In a ruling that could change the way people watch TV, a New York judge has denied a petition for an injunction against TV-rebroadcasting start-up Aereo, a company partially backed by Barry Diller, Chairman and CEO of IAC/InteractiveCorp (NASDAQ: IACI). The injunction was sought by plaintiffs CBS Corp. (NYSE: CBS), The Walt Disney Co. (NYSE: DIS), which owns the ABC television network, News Corp. (NASDAQ: NWS), owners of the Fox network, and Comcast Corp. (NASDAQ: CMCSA), which owns the NBC network, and other broadcasters, and was based on violation of copyright law.
Aereo, currently only available in New York City, makes an miniature antenna capable of receiving live streams of broadcast TV on an Internet-connected device. The judge ruled that the Aereo device is virtually the same as a DVR, a device which was declared legal several years ago because its re-transmission of programming is made to a single subscriber and is not a performance aimed at the general public. As such, the device does not violate copyright law.
Cable and satellite companies re-transmit programming for public consumption and thus must pay retransmission fees, whereas Aereo is not subject to those same fees according the judge’s ruling. The impact on cable providers like Comcast and Time Warner Cable (NYSE: TWC) could be substantial if the judge’s ruling is upheld in the upcoming trial.
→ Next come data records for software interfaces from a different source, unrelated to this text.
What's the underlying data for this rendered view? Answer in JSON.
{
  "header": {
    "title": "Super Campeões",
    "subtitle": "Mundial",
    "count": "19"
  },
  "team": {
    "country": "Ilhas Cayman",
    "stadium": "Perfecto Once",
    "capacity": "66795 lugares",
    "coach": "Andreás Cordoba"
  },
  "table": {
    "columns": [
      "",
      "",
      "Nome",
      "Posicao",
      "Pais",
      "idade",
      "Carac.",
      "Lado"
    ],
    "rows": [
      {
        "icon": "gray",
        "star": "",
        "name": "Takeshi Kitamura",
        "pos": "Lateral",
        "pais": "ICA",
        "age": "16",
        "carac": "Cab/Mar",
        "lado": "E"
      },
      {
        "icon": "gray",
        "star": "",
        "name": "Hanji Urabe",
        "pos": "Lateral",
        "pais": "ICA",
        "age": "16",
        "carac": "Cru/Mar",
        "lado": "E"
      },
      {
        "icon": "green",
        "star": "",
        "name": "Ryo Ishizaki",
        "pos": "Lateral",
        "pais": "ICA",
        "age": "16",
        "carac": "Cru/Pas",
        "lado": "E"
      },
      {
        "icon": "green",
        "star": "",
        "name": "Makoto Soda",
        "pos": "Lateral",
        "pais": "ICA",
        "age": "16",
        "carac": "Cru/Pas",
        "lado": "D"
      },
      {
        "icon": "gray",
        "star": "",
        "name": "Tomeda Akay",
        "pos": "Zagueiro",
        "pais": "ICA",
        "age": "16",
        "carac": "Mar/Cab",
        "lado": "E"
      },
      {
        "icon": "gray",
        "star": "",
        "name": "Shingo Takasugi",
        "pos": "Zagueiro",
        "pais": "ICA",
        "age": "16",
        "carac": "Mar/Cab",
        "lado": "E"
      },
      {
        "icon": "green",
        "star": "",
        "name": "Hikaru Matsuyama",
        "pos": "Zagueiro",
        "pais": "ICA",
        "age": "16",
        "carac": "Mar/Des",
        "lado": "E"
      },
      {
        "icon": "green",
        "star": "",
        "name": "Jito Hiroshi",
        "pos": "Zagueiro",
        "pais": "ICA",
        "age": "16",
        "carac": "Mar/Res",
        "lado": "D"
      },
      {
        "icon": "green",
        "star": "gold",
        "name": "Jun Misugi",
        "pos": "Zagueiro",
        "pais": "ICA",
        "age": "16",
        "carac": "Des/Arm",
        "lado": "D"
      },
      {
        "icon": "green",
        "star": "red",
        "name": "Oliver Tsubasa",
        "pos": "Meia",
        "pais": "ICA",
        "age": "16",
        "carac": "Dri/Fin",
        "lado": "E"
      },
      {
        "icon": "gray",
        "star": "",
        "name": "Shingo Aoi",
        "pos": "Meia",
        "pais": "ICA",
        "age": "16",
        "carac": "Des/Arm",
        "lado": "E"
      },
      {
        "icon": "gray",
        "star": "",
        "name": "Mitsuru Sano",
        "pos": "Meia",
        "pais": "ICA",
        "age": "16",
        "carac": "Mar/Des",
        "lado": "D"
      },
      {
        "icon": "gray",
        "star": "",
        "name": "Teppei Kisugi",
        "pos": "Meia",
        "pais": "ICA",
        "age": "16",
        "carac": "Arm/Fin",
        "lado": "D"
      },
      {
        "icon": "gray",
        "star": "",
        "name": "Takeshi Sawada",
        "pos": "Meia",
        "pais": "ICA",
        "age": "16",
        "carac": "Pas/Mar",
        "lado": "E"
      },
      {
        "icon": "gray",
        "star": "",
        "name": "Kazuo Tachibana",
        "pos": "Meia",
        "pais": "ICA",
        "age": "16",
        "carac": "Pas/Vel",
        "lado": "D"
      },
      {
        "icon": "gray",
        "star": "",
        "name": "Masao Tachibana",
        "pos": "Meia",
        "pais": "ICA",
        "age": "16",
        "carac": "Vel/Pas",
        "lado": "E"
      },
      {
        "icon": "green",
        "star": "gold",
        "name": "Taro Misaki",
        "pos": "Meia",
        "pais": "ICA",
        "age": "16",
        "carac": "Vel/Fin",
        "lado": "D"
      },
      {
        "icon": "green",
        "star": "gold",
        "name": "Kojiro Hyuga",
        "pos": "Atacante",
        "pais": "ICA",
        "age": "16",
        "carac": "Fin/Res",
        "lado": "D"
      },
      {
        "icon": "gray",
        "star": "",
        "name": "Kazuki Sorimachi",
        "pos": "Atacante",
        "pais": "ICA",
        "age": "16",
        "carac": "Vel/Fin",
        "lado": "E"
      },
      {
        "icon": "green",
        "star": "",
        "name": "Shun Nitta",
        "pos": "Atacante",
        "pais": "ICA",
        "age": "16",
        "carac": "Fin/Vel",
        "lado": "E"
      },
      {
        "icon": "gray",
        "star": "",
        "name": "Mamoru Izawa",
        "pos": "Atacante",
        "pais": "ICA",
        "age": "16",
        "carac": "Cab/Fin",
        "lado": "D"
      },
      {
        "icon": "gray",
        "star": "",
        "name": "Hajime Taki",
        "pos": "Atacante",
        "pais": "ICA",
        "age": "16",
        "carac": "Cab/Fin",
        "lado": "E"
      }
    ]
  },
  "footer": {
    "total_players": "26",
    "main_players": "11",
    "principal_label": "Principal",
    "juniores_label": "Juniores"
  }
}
Cable programming is not retransmitted and it is possible that the broadcast networks would simply move their popular broadcast programming to their cable networks. Possible beneficiaries of the ruling are carriers such as Verizon Communications Inc. (NYSE: VZ) and AT&T Inc. (NYSE: T) that are currently rolling out usage-based fee structures.